To Francis Hopkinson
Paris July 6. 1788.
A printer here has begun to print the most remarkeable of the English authors, as that can be done here much cheaper than in England or even Ireland. He supposes America could take off a considerable number of copies, and has therefore applied to me to find a sure correspondent for him. Being unacquainted with the printers of Philadelphia and the booksellers, yet satisfied that that would be the best place for him to have a correspondent, I must ask of you to recommend one and to hand to him the inclosed proposals, and the piece of a volume which we send as a specimen. An Octavo volume will cost here 96 sous, which are exactly 4/ sterling, bound and, with the abatement of 10. per cent about ⅜ sterl. The same in London would cost 7/. Above all things let the correspondent be solid in his circumstances. If young Mr. Beach has begun to exercise his destined calling of a printer, he would be the best correspondent for Pissot for many reasons; one is that Pissot is personally known to him, having been the bookseller of Dr. Franklin.

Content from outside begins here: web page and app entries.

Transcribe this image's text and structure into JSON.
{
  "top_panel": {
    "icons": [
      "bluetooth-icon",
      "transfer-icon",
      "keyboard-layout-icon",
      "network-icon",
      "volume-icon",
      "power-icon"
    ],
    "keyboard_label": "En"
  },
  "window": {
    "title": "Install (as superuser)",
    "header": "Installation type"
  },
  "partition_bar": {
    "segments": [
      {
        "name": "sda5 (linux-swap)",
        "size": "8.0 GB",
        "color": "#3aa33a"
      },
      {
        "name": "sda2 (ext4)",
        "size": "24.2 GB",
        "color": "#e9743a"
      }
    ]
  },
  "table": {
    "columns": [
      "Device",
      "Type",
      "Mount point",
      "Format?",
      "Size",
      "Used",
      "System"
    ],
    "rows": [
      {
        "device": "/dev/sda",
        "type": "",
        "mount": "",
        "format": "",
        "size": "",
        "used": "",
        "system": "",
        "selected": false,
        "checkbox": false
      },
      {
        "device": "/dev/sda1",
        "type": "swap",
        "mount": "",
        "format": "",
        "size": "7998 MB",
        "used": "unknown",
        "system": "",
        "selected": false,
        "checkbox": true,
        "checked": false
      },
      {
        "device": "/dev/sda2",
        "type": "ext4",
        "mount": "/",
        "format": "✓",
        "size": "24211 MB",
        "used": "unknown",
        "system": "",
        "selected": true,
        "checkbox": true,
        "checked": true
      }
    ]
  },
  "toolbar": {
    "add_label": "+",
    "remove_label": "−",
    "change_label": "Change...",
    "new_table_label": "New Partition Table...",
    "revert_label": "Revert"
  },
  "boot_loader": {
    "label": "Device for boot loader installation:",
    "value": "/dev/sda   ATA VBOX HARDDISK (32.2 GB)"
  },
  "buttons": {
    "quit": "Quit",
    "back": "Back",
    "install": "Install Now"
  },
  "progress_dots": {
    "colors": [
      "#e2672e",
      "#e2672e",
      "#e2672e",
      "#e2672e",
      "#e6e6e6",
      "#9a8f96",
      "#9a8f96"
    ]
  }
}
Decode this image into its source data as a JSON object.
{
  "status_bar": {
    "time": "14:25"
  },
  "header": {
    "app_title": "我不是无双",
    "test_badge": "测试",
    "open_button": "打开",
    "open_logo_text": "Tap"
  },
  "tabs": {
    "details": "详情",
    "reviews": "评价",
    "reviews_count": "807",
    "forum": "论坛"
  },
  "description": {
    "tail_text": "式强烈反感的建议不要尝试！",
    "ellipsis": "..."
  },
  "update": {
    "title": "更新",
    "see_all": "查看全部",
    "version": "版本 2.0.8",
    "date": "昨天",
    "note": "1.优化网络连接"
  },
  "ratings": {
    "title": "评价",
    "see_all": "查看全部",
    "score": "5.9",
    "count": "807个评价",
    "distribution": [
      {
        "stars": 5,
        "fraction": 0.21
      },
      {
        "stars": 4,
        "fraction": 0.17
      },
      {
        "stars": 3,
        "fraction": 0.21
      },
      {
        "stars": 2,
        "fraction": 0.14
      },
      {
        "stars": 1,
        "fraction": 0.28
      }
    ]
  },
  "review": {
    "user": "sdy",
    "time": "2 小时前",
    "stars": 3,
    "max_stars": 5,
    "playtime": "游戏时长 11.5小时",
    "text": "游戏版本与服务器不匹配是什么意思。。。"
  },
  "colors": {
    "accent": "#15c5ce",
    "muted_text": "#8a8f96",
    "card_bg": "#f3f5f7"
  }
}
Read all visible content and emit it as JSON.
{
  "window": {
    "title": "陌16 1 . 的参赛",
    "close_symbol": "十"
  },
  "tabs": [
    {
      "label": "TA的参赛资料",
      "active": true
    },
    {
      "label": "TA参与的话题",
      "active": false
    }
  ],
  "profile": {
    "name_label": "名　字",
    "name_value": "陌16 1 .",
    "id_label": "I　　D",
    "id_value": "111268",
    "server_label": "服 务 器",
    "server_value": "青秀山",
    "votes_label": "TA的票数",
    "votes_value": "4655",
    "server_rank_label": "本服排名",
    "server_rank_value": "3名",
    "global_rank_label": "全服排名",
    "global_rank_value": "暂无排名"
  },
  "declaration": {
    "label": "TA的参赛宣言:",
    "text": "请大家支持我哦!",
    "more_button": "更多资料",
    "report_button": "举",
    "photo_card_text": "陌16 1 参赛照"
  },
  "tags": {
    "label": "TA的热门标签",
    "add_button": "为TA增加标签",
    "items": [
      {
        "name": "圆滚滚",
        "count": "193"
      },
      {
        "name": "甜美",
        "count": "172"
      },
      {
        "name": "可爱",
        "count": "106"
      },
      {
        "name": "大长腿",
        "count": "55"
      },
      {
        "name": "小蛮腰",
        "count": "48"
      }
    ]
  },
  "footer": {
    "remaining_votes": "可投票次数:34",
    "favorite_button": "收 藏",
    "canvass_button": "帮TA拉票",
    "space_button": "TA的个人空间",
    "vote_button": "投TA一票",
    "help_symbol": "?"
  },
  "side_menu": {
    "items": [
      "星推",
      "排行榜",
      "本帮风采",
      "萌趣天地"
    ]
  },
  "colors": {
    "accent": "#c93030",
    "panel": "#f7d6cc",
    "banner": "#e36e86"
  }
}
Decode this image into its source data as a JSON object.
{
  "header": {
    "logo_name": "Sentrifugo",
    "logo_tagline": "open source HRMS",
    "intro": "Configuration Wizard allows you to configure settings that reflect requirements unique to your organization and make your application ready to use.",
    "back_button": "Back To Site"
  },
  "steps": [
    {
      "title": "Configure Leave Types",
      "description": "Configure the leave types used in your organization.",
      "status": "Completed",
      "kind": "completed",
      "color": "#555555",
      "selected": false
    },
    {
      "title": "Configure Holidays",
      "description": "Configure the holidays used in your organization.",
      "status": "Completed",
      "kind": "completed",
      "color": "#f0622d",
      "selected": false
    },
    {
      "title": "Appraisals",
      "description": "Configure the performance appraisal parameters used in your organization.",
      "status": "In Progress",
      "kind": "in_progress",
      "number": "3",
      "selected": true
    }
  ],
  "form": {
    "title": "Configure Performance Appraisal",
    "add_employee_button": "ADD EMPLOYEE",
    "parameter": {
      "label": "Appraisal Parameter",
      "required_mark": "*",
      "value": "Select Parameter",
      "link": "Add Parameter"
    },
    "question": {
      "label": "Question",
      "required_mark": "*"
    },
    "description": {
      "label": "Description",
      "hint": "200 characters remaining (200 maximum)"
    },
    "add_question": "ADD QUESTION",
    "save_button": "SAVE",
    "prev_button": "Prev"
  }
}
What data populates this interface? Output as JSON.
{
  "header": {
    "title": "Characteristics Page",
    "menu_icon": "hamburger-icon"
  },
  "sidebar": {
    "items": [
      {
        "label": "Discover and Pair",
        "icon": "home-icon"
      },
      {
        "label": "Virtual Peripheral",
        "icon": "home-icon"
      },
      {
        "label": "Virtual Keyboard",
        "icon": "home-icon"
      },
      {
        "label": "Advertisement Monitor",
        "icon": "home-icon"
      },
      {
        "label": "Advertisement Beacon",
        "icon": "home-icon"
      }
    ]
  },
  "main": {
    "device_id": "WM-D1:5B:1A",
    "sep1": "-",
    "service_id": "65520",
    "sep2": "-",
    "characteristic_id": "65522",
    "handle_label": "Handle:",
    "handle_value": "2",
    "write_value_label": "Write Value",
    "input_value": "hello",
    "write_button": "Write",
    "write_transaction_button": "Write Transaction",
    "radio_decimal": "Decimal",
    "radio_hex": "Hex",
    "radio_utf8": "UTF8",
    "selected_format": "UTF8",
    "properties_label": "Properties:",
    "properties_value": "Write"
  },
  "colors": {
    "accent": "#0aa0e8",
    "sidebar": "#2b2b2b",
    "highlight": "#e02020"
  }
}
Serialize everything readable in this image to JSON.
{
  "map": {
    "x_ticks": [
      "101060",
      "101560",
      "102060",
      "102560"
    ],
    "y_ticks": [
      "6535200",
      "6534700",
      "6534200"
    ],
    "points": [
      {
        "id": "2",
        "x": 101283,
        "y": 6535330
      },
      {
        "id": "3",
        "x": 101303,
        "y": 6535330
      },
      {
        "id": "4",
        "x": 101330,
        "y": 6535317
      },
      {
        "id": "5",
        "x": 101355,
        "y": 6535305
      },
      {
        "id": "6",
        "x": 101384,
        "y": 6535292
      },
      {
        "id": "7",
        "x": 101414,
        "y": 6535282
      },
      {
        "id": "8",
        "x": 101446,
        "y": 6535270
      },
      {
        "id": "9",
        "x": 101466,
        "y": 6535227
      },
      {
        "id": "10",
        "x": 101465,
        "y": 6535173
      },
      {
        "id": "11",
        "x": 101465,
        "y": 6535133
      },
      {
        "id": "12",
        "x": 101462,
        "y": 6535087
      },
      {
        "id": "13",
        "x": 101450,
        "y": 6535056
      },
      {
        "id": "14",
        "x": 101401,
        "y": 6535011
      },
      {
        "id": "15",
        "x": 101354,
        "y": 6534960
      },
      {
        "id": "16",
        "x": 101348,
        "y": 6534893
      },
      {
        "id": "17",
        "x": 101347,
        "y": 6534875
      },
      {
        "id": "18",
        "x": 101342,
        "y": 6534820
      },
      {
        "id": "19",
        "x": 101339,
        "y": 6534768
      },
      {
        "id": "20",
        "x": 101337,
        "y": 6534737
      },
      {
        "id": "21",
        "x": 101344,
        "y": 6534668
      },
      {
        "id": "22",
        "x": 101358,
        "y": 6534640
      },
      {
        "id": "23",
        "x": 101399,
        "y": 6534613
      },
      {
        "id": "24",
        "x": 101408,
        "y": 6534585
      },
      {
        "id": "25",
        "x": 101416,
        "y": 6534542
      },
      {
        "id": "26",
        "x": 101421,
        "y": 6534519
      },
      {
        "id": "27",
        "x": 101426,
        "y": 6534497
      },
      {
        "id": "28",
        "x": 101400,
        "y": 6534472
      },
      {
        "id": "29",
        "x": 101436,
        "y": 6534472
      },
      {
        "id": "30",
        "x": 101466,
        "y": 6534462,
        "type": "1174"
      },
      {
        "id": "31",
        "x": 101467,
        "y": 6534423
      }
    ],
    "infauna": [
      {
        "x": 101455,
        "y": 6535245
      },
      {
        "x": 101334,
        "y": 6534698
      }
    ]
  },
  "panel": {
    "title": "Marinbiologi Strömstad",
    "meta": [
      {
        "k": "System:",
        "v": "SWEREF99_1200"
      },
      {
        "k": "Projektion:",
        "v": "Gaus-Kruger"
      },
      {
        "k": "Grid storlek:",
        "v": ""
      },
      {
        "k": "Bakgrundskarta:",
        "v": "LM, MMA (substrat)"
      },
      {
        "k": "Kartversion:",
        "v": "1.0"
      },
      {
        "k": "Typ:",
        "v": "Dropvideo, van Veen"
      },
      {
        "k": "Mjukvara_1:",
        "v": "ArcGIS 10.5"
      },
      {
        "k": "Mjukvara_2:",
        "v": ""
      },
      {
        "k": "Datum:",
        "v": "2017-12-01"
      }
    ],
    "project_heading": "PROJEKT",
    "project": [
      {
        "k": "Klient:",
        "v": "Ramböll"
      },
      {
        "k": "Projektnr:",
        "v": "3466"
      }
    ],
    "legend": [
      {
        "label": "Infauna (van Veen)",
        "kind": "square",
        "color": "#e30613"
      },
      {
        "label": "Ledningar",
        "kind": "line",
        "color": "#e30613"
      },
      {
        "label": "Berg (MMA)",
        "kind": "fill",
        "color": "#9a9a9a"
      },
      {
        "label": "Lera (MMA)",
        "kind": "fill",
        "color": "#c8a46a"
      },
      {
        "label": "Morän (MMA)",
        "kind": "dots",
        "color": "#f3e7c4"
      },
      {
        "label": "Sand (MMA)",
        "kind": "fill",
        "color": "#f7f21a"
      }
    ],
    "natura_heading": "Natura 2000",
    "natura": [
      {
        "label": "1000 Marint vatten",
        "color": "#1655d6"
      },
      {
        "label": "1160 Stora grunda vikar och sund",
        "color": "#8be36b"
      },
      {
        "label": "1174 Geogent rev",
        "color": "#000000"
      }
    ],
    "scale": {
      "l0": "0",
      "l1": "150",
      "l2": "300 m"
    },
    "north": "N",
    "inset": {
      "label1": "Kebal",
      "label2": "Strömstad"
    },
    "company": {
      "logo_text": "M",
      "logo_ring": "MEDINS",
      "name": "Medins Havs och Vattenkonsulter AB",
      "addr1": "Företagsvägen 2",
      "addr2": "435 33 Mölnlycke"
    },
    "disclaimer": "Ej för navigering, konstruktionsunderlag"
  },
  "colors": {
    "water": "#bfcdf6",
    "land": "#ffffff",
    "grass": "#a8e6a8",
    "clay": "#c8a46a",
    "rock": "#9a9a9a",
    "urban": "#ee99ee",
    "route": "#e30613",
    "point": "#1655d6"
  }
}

I am with very great & sincere esteem Dr. Sir Your most obedient humble servt,
Young Mr. Beach was Benjamin Franklin Bache, grandson of Benjamin Franklin, who lived at Passy with Franklin and was taught printing by him. Enclosure not found, but the printer here was one Pissot, a bookseller in quai des Augustins who had just established a weekly newspaper, Général Advertiser, which included “tout ce que les Papiers, Journaux, Magasins et Pamphlets Anglois et Américains fournissent de plus intéressant sur les affaires de la Grande-Bretagne et des Etats-Unis de l’Amérique” (Journal de Paris, 26 May 1788). See Hopkinson to TJ, 23 Oct. 1788; Franklin to TJ, 24 Oct. 1788.